◆ What is expected ◆
Retype the listing exactly; omit pictures.

◆ Supplied data ◆
* * * *

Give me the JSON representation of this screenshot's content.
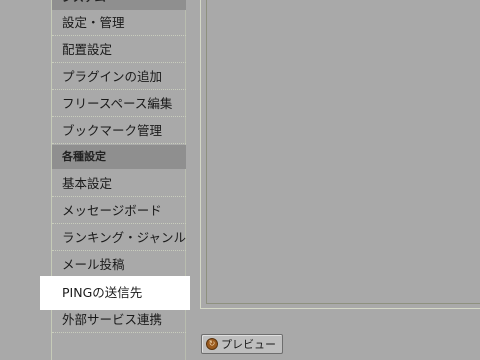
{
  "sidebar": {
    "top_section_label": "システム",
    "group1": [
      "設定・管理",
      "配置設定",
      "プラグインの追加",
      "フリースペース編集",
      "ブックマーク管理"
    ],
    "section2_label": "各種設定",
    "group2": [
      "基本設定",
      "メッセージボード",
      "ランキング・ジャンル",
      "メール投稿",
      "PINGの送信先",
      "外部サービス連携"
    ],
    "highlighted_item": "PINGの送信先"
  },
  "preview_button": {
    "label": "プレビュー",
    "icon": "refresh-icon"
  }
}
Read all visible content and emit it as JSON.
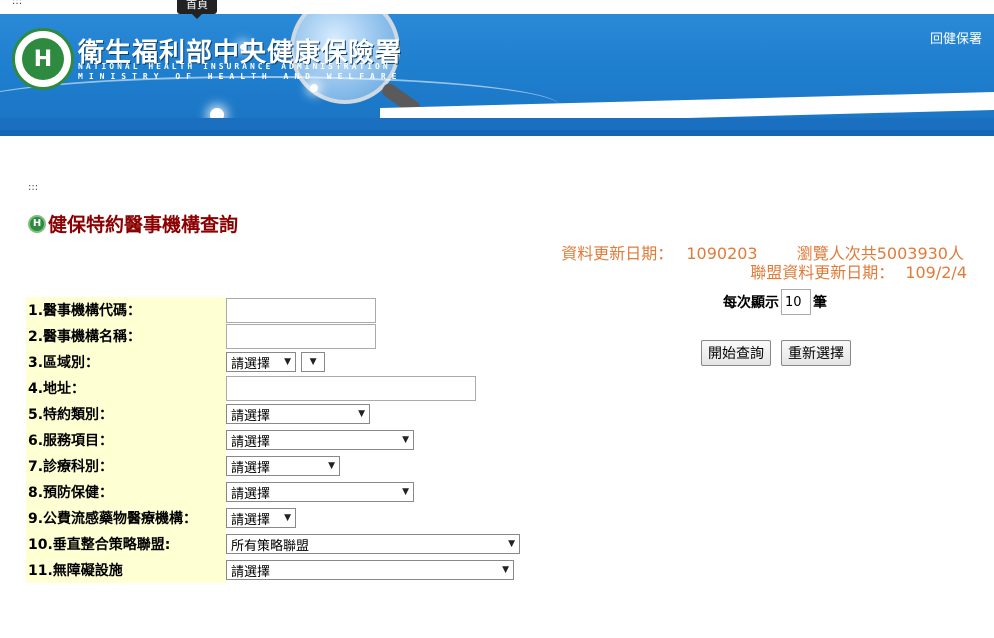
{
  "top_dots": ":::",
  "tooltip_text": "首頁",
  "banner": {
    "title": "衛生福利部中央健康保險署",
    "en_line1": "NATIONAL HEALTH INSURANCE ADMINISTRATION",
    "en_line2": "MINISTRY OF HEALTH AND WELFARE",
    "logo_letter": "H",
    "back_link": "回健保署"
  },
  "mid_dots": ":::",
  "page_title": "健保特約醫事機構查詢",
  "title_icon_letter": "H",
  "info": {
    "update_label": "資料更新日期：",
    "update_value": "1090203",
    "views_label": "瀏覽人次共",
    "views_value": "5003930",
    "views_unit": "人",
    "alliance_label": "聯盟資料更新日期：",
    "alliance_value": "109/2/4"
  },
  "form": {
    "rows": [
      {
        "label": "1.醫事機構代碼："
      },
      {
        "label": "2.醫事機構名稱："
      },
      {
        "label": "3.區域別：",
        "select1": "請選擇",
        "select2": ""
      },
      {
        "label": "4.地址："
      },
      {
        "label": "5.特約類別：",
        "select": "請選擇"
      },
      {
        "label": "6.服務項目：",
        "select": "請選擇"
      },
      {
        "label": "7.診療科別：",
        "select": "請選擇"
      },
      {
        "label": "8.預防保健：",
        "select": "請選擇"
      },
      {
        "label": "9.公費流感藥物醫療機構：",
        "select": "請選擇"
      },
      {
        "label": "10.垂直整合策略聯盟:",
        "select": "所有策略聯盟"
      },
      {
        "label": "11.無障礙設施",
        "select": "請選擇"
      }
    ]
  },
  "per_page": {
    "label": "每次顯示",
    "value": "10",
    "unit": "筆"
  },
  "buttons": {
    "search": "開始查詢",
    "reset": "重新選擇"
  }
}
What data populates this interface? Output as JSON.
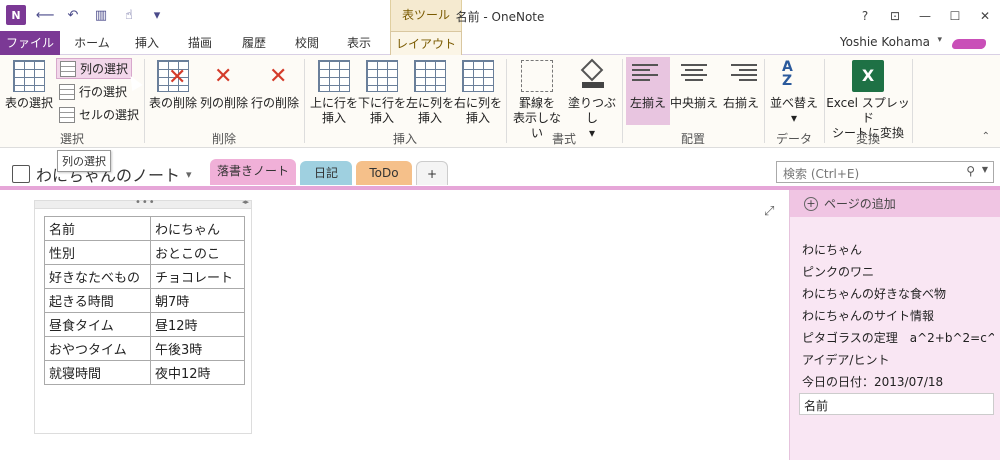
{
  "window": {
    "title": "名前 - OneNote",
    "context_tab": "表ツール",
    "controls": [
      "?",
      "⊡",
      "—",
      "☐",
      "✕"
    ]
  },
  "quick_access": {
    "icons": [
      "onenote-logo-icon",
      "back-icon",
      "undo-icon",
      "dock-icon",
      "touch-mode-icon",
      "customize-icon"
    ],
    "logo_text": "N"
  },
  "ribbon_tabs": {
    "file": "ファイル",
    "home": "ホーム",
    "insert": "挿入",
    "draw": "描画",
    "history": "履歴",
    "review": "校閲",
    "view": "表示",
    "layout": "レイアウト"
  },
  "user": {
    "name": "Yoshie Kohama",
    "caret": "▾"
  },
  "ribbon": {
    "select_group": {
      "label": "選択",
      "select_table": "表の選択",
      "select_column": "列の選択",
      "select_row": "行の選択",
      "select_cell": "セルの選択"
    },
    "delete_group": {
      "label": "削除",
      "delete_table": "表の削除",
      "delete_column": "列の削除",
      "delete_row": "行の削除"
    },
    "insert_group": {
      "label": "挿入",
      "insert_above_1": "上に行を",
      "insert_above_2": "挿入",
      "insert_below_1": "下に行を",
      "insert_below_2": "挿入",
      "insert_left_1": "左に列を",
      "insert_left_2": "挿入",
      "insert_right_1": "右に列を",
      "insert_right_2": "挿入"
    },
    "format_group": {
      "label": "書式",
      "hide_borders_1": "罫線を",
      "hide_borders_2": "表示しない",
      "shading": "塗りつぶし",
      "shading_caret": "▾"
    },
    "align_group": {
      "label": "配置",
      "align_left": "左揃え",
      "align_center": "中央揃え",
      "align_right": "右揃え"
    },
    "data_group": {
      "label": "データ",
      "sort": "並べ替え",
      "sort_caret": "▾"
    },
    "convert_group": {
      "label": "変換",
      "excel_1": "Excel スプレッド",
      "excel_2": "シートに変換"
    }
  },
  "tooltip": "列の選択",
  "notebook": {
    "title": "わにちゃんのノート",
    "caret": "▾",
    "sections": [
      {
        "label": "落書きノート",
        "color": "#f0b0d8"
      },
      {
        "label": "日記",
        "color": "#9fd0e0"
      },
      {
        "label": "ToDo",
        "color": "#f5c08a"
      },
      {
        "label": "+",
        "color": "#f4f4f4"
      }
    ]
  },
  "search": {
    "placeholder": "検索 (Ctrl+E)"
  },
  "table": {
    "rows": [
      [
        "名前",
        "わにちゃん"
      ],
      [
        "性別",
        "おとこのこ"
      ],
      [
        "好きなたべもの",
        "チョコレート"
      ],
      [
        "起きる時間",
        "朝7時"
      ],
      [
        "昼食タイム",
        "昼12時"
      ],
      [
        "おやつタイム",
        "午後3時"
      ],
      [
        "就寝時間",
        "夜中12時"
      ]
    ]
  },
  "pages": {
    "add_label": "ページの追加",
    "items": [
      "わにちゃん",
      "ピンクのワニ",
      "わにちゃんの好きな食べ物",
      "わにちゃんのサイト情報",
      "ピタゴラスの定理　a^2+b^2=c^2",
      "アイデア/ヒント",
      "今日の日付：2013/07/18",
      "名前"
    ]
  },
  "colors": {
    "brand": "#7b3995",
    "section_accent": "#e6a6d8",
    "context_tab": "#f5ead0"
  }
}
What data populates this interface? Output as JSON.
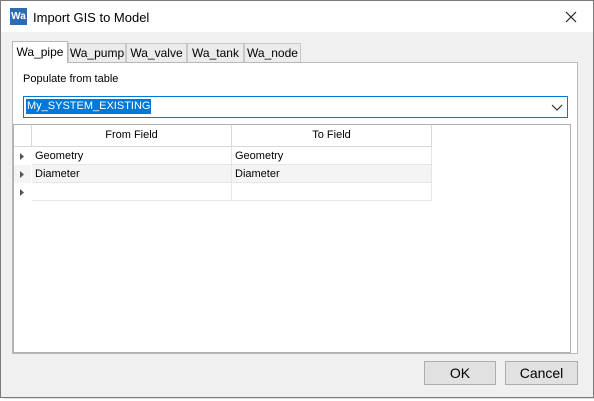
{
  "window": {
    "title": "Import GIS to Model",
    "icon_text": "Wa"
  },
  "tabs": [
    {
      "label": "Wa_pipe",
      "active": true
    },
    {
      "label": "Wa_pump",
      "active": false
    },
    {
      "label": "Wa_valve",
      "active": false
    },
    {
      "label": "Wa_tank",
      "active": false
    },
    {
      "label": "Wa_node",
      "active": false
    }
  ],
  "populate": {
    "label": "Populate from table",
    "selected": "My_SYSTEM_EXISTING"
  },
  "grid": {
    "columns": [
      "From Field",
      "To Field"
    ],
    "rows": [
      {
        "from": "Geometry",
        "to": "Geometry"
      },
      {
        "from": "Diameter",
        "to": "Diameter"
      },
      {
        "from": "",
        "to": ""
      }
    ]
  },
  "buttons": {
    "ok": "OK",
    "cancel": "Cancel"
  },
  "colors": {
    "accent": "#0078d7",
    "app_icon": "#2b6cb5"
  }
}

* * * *

◆ Task solution ◆
Give me the JSON representation of this screenshot's content.
{
  "sidebar": {
    "top_section_label": "システム",
    "group1": [
      "設定・管理",
      "配置設定",
      "プラグインの追加",
      "フリースペース編集",
      "ブックマーク管理"
    ],
    "section2_label": "各種設定",
    "group2": [
      "基本設定",
      "メッセージボード",
      "ランキング・ジャンル",
      "メール投稿",
      "PINGの送信先",
      "外部サービス連携"
    ],
    "highlighted_item": "PINGの送信先"
  },
  "preview_button": {
    "label": "プレビュー",
    "icon": "refresh-icon"
  }
}
Read all visible content and emit it as JSON.
{
  "top_dots": ":::",
  "tooltip_text": "首頁",
  "banner": {
    "title": "衛生福利部中央健康保險署",
    "en_line1": "NATIONAL HEALTH INSURANCE ADMINISTRATION",
    "en_line2": "MINISTRY OF HEALTH AND WELFARE",
    "logo_letter": "H",
    "back_link": "回健保署"
  },
  "mid_dots": ":::",
  "page_title": "健保特約醫事機構查詢",
  "title_icon_letter": "H",
  "info": {
    "update_label": "資料更新日期：",
    "update_value": "1090203",
    "views_label": "瀏覽人次共",
    "views_value": "5003930",
    "views_unit": "人",
    "alliance_label": "聯盟資料更新日期：",
    "alliance_value": "109/2/4"
  },
  "form": {
    "rows": [
      {
        "label": "1.醫事機構代碼："
      },
      {
        "label": "2.醫事機構名稱："
      },
      {
        "label": "3.區域別：",
        "select1": "請選擇",
        "select2": ""
      },
      {
        "label": "4.地址："
      },
      {
        "label": "5.特約類別：",
        "select": "請選擇"
      },
      {
        "label": "6.服務項目：",
        "select": "請選擇"
      },
      {
        "label": "7.診療科別：",
        "select": "請選擇"
      },
      {
        "label": "8.預防保健：",
        "select": "請選擇"
      },
      {
        "label": "9.公費流感藥物醫療機構：",
        "select": "請選擇"
      },
      {
        "label": "10.垂直整合策略聯盟:",
        "select": "所有策略聯盟"
      },
      {
        "label": "11.無障礙設施",
        "select": "請選擇"
      }
    ]
  },
  "per_page": {
    "label": "每次顯示",
    "value": "10",
    "unit": "筆"
  },
  "buttons": {
    "search": "開始查詢",
    "reset": "重新選擇"
  }
}
What data populates this interface? Output as JSON.
{
  "window": {
    "title": "名前 - OneNote",
    "context_tab": "表ツール",
    "controls": [
      "?",
      "⊡",
      "—",
      "☐",
      "✕"
    ]
  },
  "quick_access": {
    "icons": [
      "onenote-logo-icon",
      "back-icon",
      "undo-icon",
      "dock-icon",
      "touch-mode-icon",
      "customize-icon"
    ],
    "logo_text": "N"
  },
  "ribbon_tabs": {
    "file": "ファイル",
    "home": "ホーム",
    "insert": "挿入",
    "draw": "描画",
    "history": "履歴",
    "review": "校閲",
    "view": "表示",
    "layout": "レイアウト"
  },
  "user": {
    "name": "Yoshie Kohama",
    "caret": "▾"
  },
  "ribbon": {
    "select_group": {
      "label": "選択",
      "select_table": "表の選択",
      "select_column": "列の選択",
      "select_row": "行の選択",
      "select_cell": "セルの選択"
    },
    "delete_group": {
      "label": "削除",
      "delete_table": "表の削除",
      "delete_column": "列の削除",
      "delete_row": "行の削除"
    },
    "insert_group": {
      "label": "挿入",
      "insert_above_1": "上に行を",
      "insert_above_2": "挿入",
      "insert_below_1": "下に行を",
      "insert_below_2": "挿入",
      "insert_left_1": "左に列を",
      "insert_left_2": "挿入",
      "insert_right_1": "右に列を",
      "insert_right_2": "挿入"
    },
    "format_group": {
      "label": "書式",
      "hide_borders_1": "罫線を",
      "hide_borders_2": "表示しない",
      "shading": "塗りつぶし",
      "shading_caret": "▾"
    },
    "align_group": {
      "label": "配置",
      "align_left": "左揃え",
      "align_center": "中央揃え",
      "align_right": "右揃え"
    },
    "data_group": {
      "label": "データ",
      "sort": "並べ替え",
      "sort_caret": "▾"
    },
    "convert_group": {
      "label": "変換",
      "excel_1": "Excel スプレッド",
      "excel_2": "シートに変換"
    }
  },
  "tooltip": "列の選択",
  "notebook": {
    "title": "わにちゃんのノート",
    "caret": "▾",
    "sections": [
      {
        "label": "落書きノート",
        "color": "#f0b0d8"
      },
      {
        "label": "日記",
        "color": "#9fd0e0"
      },
      {
        "label": "ToDo",
        "color": "#f5c08a"
      },
      {
        "label": "+",
        "color": "#f4f4f4"
      }
    ]
  },
  "search": {
    "placeholder": "検索 (Ctrl+E)"
  },
  "table": {
    "rows": [
      [
        "名前",
        "わにちゃん"
      ],
      [
        "性別",
        "おとこのこ"
      ],
      [
        "好きなたべもの",
        "チョコレート"
      ],
      [
        "起きる時間",
        "朝7時"
      ],
      [
        "昼食タイム",
        "昼12時"
      ],
      [
        "おやつタイム",
        "午後3時"
      ],
      [
        "就寝時間",
        "夜中12時"
      ]
    ]
  },
  "pages": {
    "add_label": "ページの追加",
    "items": [
      "わにちゃん",
      "ピンクのワニ",
      "わにちゃんの好きな食べ物",
      "わにちゃんのサイト情報",
      "ピタゴラスの定理　a^2+b^2=c^2",
      "アイデア/ヒント",
      "今日の日付：2013/07/18",
      "名前"
    ]
  },
  "colors": {
    "brand": "#7b3995",
    "section_accent": "#e6a6d8",
    "context_tab": "#f5ead0"
  }
}
What data populates this interface? Output as JSON.
{
  "window": {
    "title": "Import GIS to Model",
    "icon_text": "Wa"
  },
  "tabs": [
    {
      "label": "Wa_pipe",
      "active": true
    },
    {
      "label": "Wa_pump",
      "active": false
    },
    {
      "label": "Wa_valve",
      "active": false
    },
    {
      "label": "Wa_tank",
      "active": false
    },
    {
      "label": "Wa_node",
      "active": false
    }
  ],
  "populate": {
    "label": "Populate from table",
    "selected": "My_SYSTEM_EXISTING"
  },
  "grid": {
    "columns": [
      "From Field",
      "To Field"
    ],
    "rows": [
      {
        "from": "Geometry",
        "to": "Geometry"
      },
      {
        "from": "Diameter",
        "to": "Diameter"
      },
      {
        "from": "",
        "to": ""
      }
    ]
  },
  "buttons": {
    "ok": "OK",
    "cancel": "Cancel"
  },
  "colors": {
    "accent": "#0078d7",
    "app_icon": "#2b6cb5"
  }
}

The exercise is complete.